Filed Under:

Heisman's First Winner Said No To The Pros

Play associated audio

In 1936, a year in which the Ivy League was a hotbed of football talent, Yale end Larry Kelley was the first to win a Heisman Trophy. Well, technically Jay Berwanger was the first winner — the Downtown Athletic Club named him college player of the year in 1935 — but Kelley was the first to win anything bearing the name "Heisman."

After winning, Kelley took his trophy and set out not for Detroit, where the Lions had offered him a contract, nor for St. Louis, where baseball's Cardinals did the same. Instead, Kelley returned to his old high school to teach history and coach sports.

It was a coup for Kelley's alma mater, the Peddie School of Hightstown, N.J., if not for former Peddie fullback Bob Zenker, class of '43, who remembers Coach Kelley's taste for strapping the old leather helmet back on.

"He'd get me down in the crouch, and he'd get about 10, 15 feet away and then he'd charge me," Zenker says.

And how did Zenker handle that?

"Well, I tackled him," he says, laughing.

Kelley's time at the Peddie School was followed by a stint as a glove company executive, a gig at another boarding school, a few marriages and, finally, a return to Peddie.

Peddie football coach and English teacher Pat Clements says Kelley brought a certain aura with him.

"I think he occupied a bigger space, talking to him, than his body took up," Clements says. "He just had a powerful ... Heisman-trophy guy, alpha-male presence that just sat at the table that way."

Every year, Clements brings his team into the alcove of the athletic complex where Kelley's Heisman Trophy is kept. He tells his players about the trophy's history; about when the Ivy League was the pinnacle of football; about a time when the sport's best player could turn down a professional career for the classroom.

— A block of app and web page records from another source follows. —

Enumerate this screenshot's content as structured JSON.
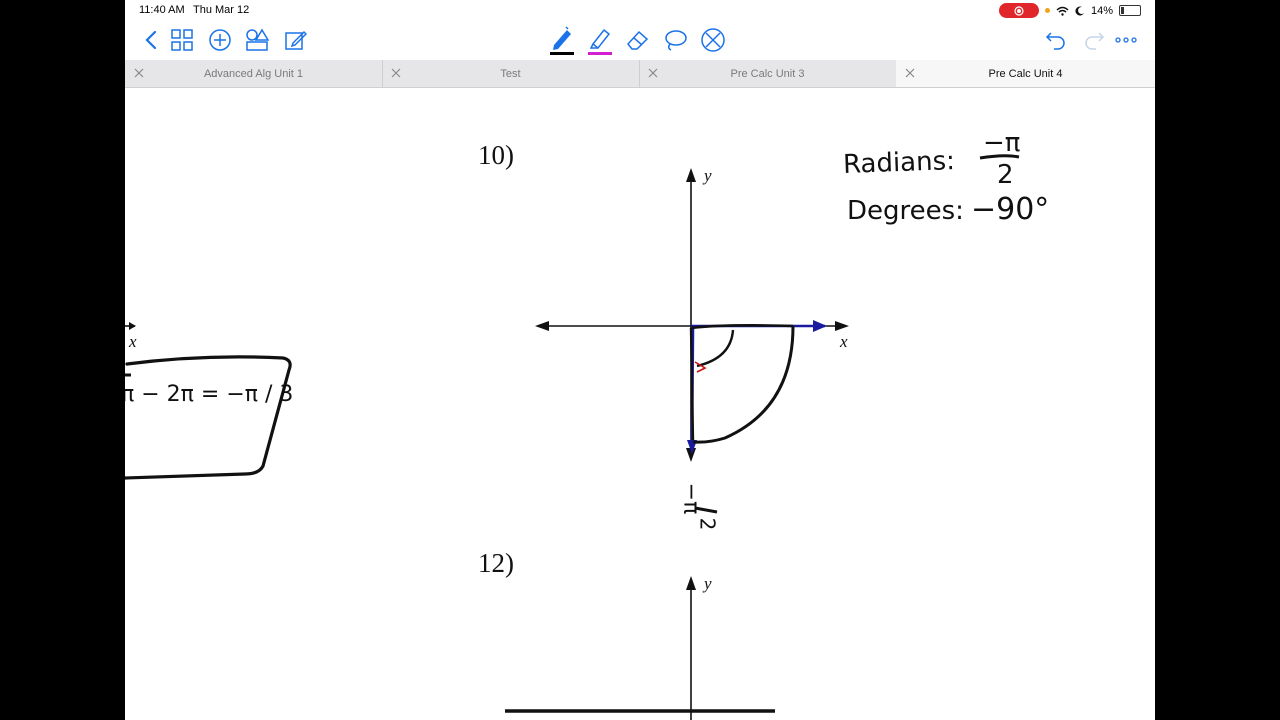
{
  "status": {
    "time": "11:40 AM",
    "date": "Thu Mar 12",
    "battery": "14%"
  },
  "tabs": [
    {
      "label": "Advanced Alg Unit 1",
      "active": false
    },
    {
      "label": "Test",
      "active": false
    },
    {
      "label": "Pre Calc Unit 3",
      "active": false
    },
    {
      "label": "Pre Calc Unit 4",
      "active": true
    }
  ],
  "colors": {
    "accent": "#1a73e8",
    "pen_underline": "#000000",
    "highlighter_underline": "#d21fd2",
    "record": "#e0262b",
    "ink_blue": "#1a1aa0",
    "ink_red": "#cc1111"
  },
  "icons": {
    "back": "chevron-left-icon",
    "thumbnails": "grid-icon",
    "add": "plus-circle-icon",
    "shapes": "shapes-icon",
    "edit": "pencil-square-icon",
    "pen": "pen-icon",
    "highlighter": "highlighter-icon",
    "eraser": "eraser-icon",
    "lasso": "lasso-icon",
    "no_touch": "no-touch-icon",
    "undo": "undo-icon",
    "redo": "redo-icon",
    "more": "ellipsis-icon"
  },
  "worksheet": {
    "q10": {
      "number": "10)",
      "axis_x": "x",
      "axis_y": "y",
      "radians_label": "Radians:",
      "radians_num": "−π",
      "radians_den": "2",
      "degrees_label": "Degrees:",
      "degrees_value": "−90°",
      "terminal_num": "−π",
      "terminal_den": "2"
    },
    "q12": {
      "number": "12)",
      "axis_y": "y"
    },
    "left_partial": {
      "axis_x": "x",
      "box_text": "π − 2π = −π / 3"
    }
  }
}
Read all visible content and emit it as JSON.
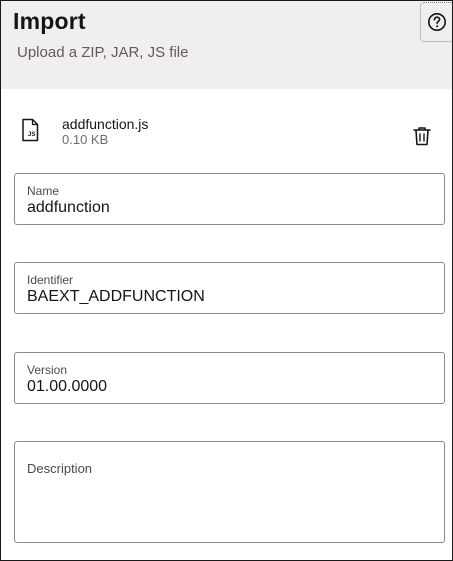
{
  "dialog": {
    "title": "Import",
    "subtitle": "Upload a ZIP, JAR, JS file",
    "help_icon": "question-circle-icon"
  },
  "file": {
    "icon": "js-file-icon",
    "icon_text": "JS",
    "name": "addfunction.js",
    "size": "0.10 KB",
    "delete_icon": "trash-icon"
  },
  "fields": {
    "name": {
      "label": "Name",
      "value": "addfunction"
    },
    "identifier": {
      "label": "Identifier",
      "value": "BAEXT_ADDFUNCTION"
    },
    "version": {
      "label": "Version",
      "value": "01.00.0000"
    },
    "description": {
      "label": "Description",
      "value": ""
    }
  },
  "colors": {
    "header_background": "#f1efed",
    "border": "#8c8a87",
    "text": "#161513",
    "muted_text": "#6f6b66"
  }
}
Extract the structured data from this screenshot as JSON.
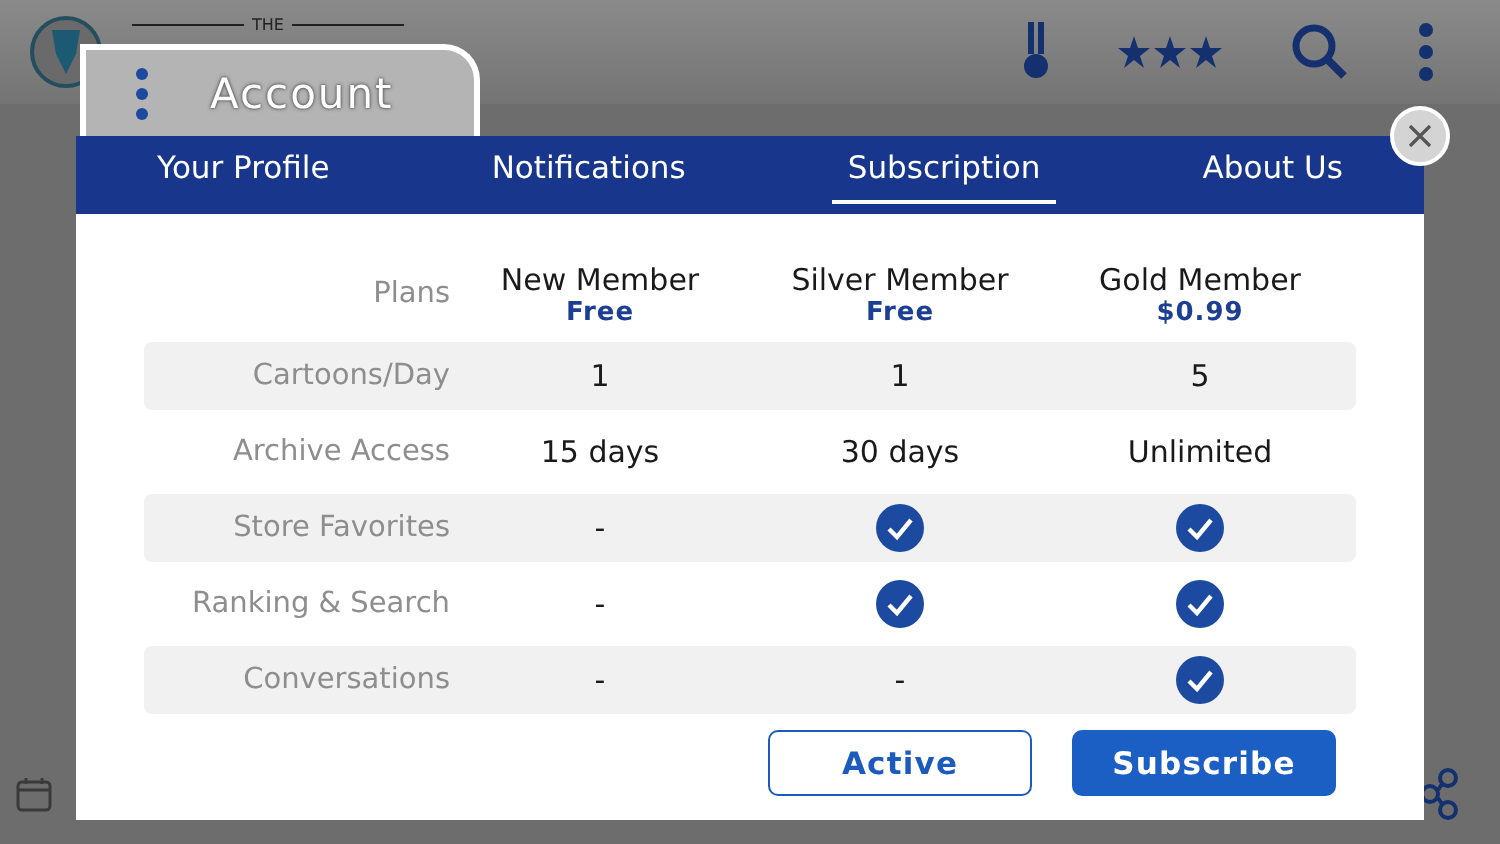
{
  "background": {
    "masthead": "THE"
  },
  "dialog": {
    "title": "Account",
    "tabs": [
      {
        "label": "Your Profile",
        "selected": false
      },
      {
        "label": "Notifications",
        "selected": false
      },
      {
        "label": "Subscription",
        "selected": true
      },
      {
        "label": "About Us",
        "selected": false
      }
    ],
    "plans": [
      {
        "name": "New Member",
        "price": "Free"
      },
      {
        "name": "Silver Member",
        "price": "Free"
      },
      {
        "name": "Gold Member",
        "price": "$0.99"
      }
    ],
    "plans_label": "Plans",
    "features": [
      {
        "label": "Cartoons/Day",
        "cells": [
          {
            "kind": "text",
            "text": "1"
          },
          {
            "kind": "text",
            "text": "1"
          },
          {
            "kind": "text",
            "text": "5"
          }
        ]
      },
      {
        "label": "Archive Access",
        "cells": [
          {
            "kind": "text",
            "text": "15 days"
          },
          {
            "kind": "text",
            "text": "30 days"
          },
          {
            "kind": "text",
            "text": "Unlimited"
          }
        ]
      },
      {
        "label": "Store Favorites",
        "cells": [
          {
            "kind": "text",
            "text": "-"
          },
          {
            "kind": "check"
          },
          {
            "kind": "check"
          }
        ]
      },
      {
        "label": "Ranking & Search",
        "cells": [
          {
            "kind": "text",
            "text": "-"
          },
          {
            "kind": "check"
          },
          {
            "kind": "check"
          }
        ]
      },
      {
        "label": "Conversations",
        "cells": [
          {
            "kind": "text",
            "text": "-"
          },
          {
            "kind": "text",
            "text": "-"
          },
          {
            "kind": "check"
          }
        ]
      }
    ],
    "buttons": [
      {
        "label": "Active",
        "kind": "outline"
      },
      {
        "label": "Subscribe",
        "kind": "primary"
      }
    ]
  }
}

And he tells them the man who made that choice wore the same uniform they're wearing and played on the same field they play on.

"A lot of kids, when they hear it and begin to process it, just sort of get kind of quiet," Clements says. "They definitely know that they're looking at something that is significant in the sport that they are new to. And every once in a while, some kid will reach over and kind of touch the case. That gets a snicker, but I think all the other kids who are snickering would have liked to have done it themselves too."

Clements will, of course, tell the students that they're not looking at Kelley's actual Heisman; like Yale, Peddie displays a replica. The real Heisman is almost 100 miles away at The Stadium, a sports bar in Garrison, N.Y. The bar displays a vast and eclectic array of sports memorabilia, but the first Heisman Trophy, according to Stadium owner James Walsh, is the creme de la creme.

"It's Larry Kelley's Heisman Trophy and then it's everything else," Walsh says. "To be honest with you, after meeting Larry Kelley himself, it just makes the trophy even more valuable to me."

Walsh remembers meeting Kelley when he was about 80 years old. Even then, he says, Kelley seemed to have bear claws for hands.

"I'm not a small guy and his hands reached all the way up to my forearm," Walsh recalls. "He had a presence about him that pretty much demanded respect."

According to Walsh, the $328,110 he paid 12 years ago for Kelley's Heisman has been justified many times over.

Kelley sold his trophy in 1999 to provide an inheritance for his many nieces and nephews. His niece Barbara Ficarro says the day the family rode up to Garrison was one they'll never forget, and the decision to sell the trophy is one they still support.

Six months after the sale, Kelley, who had suffered a stroke a year earlier, committed suicide in the basement of his home, two blocks from the Peddie School. There were many different explanations for the tragic end to a life like his. Old age, poor health and not wanting to be a burden to anyone may have been especially unbearable to a man like Kelley, a man whose life was marked by an abiding sense of agency, as he sprinted past expectations and warded off dictates — just like that ball carrier in his famous trophy.

Copyright 2011 National Public Radio. To see more, visit


'Never Crossing The Botox Rubicon': Amanda Peet Explores Aging In Hollywood

NPR's Kelly McEvers speaks with actress Amanda Peet about her Lenny Letter essay, "Never Crossing The Botox Rubicon," and how to navigate aging in the image-obsessed entertainment industry.

When It Came To Food, Neanderthals Weren't Exactly Picky Eaters

During the Ice Age, it seems Neanderthals tended to chow down on whatever was most readily available. Early humans, on the other hand, maintained a consistent diet regardless of environmental changes.

#MemeOfTheWeek: The Woman('s) Card

Donald Trump said Hillary Clinton was playing it this week. And then it seemed the entire Internet joined in the game.

Apple's Lousy Week Could Signal Times Of Trouble For Tech Giant

Apple got hit with a lot of bad news this week. First, the company posted its first quarterly revenue drop since 2003. And then billionaire activist investor Carl Icahn revealed that he has dumped all of his shares in Apple. NPR explores whether the company is really in trouble or if is this all just a bump in the road.

Leave a Comment

Help keep the conversation civil. Please refer to our Terms of Use and Code of Conduct before posting your comments.